Rittenhouse Judge Drops Weapons Charge

8
Rittenhouse

Closing arguments are underway in the Kyle Rittenhouse murder trial of the then 17-year-old who fatally shot two people and injured a third. Rittenhouse had been indicted after the shootings took place during the riots in Kenosha, Wisconsin in August 2020. The presiding judge just made a stunning announcement; he dismissed a weapons charge.

“Rittenhouse previously faced up to nine months in prison and a fine of up to $10,000 if convicted on the misdemeanor weapons charge. Judge Bruce Schroeder commented in the courtroom last week that the law delineating the misdemeanor charge could be too difficult for an ‘ordinary citizen’ to understand” reports National Review.

In Monday’s closing arguments, Judge Schroeder stated, “I have been wrestling with this statute with, I’d hate to count the hours I’ve put into it, I’m still trying to figure out what it says, what’s prohibited. I have a legal education.”

“The jury will still consider five felony charges brought against Rittenhouse, including first-degree intentional homicide and first-degree reckless homicide.” Rittenhouse traveled to Wisconsin with at least one friend with the intention of protecting local businesses against rioting and providing medical aid.

Rittenhouse’s decision to make the journey was after two nights of unrest plagued the city, resulting in businesses being looted and set on fire. In an altercation, he fatally shot 36-year-old Joseph Rosenbaum, then moments later, 26-year-old Anthony Huber. Gaige Grosskreutz, 27, was also wounded.

Fox News reported Judge Bruce Schroeder revealed Monday that attorneys representing Kyle Rittenhouse have filed an official motion for mistrial. “The state has repeatedly violated instructions from the Court, acted in bad faith and intentionally provided technological evidence which was different from theirs,” the motion reads.

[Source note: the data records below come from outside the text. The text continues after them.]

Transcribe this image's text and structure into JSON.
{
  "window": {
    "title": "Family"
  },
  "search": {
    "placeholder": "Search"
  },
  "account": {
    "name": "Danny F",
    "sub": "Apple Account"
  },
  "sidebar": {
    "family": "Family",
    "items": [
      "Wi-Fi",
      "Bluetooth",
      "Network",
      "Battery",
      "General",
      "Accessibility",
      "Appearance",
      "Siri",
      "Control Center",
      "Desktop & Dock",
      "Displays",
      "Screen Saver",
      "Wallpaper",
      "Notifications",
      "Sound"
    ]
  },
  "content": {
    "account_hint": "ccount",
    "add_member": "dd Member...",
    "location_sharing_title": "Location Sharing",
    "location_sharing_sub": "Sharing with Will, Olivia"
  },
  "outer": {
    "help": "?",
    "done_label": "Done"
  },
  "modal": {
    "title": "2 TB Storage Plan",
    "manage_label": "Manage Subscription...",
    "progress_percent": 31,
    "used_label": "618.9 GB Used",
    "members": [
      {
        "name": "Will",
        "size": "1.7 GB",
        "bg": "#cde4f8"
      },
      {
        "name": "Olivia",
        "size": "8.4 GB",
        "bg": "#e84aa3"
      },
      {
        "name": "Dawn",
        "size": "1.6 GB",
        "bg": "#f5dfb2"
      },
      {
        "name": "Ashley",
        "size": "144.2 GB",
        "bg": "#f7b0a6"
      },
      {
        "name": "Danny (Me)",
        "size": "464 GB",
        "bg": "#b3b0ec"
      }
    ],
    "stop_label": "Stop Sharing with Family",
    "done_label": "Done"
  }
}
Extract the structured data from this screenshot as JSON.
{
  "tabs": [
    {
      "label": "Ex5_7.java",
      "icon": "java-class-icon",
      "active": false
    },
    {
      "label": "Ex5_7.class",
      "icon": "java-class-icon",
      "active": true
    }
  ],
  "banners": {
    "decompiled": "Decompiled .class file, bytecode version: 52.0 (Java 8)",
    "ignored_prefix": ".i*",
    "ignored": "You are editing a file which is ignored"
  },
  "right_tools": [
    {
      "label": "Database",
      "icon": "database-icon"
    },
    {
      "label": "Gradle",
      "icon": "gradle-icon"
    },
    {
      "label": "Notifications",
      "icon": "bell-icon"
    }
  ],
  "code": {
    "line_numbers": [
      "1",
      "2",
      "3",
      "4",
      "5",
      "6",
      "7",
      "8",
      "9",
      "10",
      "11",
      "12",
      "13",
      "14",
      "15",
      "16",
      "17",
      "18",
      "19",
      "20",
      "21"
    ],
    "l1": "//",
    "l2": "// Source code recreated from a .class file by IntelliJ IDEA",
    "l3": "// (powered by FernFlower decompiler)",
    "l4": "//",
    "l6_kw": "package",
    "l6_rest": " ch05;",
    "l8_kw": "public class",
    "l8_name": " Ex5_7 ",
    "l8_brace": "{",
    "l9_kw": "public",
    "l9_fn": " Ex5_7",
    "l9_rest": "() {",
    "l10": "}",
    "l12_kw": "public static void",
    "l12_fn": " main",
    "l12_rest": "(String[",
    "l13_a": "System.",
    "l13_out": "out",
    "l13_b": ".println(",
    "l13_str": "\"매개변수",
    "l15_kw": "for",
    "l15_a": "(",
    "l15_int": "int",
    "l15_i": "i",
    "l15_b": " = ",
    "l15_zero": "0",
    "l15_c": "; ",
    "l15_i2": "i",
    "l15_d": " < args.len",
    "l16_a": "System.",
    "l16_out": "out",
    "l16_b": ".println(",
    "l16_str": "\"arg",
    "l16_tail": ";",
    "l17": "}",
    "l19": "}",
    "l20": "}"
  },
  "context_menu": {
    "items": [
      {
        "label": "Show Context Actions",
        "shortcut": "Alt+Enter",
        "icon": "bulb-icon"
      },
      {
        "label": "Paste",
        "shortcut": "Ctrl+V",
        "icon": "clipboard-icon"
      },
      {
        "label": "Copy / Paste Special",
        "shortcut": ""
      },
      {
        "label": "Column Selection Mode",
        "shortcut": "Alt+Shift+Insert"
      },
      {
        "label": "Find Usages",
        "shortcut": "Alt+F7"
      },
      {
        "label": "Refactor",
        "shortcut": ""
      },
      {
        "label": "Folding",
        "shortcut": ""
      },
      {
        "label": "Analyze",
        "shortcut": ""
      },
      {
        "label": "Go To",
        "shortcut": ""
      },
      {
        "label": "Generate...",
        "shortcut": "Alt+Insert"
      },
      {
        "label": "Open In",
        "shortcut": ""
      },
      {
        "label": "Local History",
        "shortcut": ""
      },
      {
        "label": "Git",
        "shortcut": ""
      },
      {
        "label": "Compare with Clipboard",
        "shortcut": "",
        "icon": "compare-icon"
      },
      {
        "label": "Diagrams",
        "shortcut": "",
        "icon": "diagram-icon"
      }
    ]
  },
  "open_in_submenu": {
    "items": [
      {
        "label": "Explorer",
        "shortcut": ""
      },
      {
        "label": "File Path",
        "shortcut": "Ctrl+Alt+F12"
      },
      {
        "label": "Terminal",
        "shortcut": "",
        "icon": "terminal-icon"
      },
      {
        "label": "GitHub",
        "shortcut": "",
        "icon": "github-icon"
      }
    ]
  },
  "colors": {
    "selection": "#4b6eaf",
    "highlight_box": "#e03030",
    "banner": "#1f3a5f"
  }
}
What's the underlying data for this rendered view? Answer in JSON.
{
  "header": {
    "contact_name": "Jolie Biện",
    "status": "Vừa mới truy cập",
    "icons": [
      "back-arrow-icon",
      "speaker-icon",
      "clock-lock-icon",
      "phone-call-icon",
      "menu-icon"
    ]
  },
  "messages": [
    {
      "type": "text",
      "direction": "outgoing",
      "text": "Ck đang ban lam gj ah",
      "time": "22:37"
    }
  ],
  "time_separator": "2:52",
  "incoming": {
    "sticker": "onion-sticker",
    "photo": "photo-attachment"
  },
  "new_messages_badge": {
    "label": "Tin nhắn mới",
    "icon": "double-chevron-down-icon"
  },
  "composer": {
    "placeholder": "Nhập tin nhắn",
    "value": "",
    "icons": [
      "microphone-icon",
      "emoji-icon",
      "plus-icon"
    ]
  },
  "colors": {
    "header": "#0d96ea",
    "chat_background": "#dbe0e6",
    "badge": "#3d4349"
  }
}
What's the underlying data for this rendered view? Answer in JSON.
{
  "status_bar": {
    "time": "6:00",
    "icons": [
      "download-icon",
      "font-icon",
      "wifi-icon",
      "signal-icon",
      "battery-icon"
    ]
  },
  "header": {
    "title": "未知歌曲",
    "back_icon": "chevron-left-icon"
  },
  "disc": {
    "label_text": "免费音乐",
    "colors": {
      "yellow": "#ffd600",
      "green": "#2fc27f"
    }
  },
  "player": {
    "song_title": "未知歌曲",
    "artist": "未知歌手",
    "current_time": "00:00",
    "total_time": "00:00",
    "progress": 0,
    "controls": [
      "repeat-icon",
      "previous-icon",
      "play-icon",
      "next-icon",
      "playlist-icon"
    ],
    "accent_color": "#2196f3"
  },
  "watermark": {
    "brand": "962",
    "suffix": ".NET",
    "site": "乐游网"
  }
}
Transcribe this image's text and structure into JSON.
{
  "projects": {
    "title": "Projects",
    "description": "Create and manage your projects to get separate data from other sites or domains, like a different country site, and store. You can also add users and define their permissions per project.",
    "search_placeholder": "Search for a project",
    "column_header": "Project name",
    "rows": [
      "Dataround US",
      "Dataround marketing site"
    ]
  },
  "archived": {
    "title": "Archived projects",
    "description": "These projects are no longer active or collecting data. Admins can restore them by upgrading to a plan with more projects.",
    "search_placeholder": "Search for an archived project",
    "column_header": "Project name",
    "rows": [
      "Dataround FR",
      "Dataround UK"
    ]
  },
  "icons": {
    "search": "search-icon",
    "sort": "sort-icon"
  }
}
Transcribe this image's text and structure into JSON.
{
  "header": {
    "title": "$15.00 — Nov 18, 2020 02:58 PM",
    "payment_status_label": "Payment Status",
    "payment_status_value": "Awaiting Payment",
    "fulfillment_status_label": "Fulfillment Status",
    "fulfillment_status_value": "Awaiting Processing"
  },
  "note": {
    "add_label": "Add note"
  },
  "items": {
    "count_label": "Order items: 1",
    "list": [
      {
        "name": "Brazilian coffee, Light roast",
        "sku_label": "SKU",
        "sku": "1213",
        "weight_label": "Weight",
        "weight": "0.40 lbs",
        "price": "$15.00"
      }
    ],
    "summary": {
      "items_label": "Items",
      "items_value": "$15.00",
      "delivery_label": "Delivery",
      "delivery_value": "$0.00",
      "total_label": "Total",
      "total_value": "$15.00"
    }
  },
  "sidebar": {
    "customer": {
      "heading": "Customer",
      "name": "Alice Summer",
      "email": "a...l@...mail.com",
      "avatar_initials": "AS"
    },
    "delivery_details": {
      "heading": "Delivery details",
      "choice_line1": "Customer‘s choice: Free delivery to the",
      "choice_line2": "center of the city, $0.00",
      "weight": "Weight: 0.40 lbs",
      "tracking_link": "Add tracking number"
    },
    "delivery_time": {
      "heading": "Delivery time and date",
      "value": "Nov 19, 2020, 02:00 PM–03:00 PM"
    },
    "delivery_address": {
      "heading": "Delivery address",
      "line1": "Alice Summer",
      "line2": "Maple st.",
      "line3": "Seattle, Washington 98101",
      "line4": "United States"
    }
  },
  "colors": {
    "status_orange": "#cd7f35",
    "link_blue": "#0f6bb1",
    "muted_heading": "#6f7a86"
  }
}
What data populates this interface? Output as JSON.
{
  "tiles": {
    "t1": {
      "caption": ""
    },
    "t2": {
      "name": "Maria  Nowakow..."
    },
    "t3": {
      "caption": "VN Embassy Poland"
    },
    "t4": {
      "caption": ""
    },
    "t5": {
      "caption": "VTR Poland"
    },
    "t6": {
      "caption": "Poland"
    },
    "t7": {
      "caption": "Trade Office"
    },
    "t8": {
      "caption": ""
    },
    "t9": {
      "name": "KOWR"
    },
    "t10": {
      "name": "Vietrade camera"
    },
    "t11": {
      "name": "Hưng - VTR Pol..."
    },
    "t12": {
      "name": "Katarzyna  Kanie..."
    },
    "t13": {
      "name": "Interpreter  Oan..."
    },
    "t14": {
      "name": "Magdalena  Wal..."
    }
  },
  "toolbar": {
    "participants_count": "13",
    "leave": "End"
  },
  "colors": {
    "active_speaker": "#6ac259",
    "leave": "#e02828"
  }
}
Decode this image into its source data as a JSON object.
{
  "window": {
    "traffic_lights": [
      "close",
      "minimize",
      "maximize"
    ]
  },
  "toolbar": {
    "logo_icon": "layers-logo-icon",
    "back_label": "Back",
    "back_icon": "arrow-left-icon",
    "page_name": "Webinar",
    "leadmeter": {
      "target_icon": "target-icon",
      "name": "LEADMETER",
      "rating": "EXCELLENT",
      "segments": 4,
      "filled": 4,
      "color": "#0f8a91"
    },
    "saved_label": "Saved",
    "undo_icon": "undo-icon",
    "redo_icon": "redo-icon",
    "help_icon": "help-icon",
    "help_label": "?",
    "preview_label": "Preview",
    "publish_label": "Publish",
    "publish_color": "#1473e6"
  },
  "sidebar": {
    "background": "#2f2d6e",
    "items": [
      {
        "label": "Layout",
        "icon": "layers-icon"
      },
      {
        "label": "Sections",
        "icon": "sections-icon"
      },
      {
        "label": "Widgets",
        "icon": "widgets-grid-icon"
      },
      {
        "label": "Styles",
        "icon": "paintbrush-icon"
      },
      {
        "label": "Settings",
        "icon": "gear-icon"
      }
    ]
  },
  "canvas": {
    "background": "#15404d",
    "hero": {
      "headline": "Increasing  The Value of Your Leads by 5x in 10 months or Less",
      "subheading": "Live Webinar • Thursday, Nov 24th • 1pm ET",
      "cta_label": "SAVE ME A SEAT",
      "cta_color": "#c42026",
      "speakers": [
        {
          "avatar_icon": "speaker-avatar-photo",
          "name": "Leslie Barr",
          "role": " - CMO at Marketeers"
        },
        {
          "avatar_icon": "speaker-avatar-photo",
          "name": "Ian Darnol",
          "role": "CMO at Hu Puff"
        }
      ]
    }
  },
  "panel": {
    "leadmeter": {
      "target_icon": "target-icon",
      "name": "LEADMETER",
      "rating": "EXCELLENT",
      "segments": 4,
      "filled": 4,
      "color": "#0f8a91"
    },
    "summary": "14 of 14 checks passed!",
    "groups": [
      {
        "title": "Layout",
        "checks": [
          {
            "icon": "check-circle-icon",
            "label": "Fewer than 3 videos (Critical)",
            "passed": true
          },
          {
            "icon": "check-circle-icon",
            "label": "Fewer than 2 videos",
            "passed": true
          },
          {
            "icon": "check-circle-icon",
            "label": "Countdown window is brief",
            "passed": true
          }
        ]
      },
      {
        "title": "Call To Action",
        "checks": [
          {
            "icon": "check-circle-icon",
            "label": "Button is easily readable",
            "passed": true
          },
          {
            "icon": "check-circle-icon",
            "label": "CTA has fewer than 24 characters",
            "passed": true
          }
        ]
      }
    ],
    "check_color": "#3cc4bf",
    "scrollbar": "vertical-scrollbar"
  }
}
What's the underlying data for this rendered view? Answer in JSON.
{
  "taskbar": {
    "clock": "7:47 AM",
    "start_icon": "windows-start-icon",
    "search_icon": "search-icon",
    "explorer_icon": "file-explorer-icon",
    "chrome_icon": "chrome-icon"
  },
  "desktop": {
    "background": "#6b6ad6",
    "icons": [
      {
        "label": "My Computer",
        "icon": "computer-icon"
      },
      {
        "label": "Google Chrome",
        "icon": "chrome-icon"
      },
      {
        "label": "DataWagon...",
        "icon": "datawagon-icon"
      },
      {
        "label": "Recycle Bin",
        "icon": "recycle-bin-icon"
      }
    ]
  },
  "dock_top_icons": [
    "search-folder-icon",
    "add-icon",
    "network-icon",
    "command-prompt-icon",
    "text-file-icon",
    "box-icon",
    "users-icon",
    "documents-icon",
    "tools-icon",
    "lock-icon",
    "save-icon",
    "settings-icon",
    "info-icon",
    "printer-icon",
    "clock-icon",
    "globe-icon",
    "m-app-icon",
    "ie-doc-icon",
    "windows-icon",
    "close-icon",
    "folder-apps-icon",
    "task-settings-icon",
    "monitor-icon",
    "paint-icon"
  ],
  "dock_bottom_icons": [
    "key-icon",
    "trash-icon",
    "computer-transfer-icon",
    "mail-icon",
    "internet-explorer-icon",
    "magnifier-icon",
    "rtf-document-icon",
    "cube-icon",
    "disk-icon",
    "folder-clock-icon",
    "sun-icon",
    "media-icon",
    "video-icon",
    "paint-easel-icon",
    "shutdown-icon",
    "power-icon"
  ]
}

“For those reasons, the defendant respectfully requests the Court find ‘prosecutorial overreaching’ existed, that overreaching was intentional and in bad faith and thereby grant the defendant’s motion for a mistrial with prejudice.”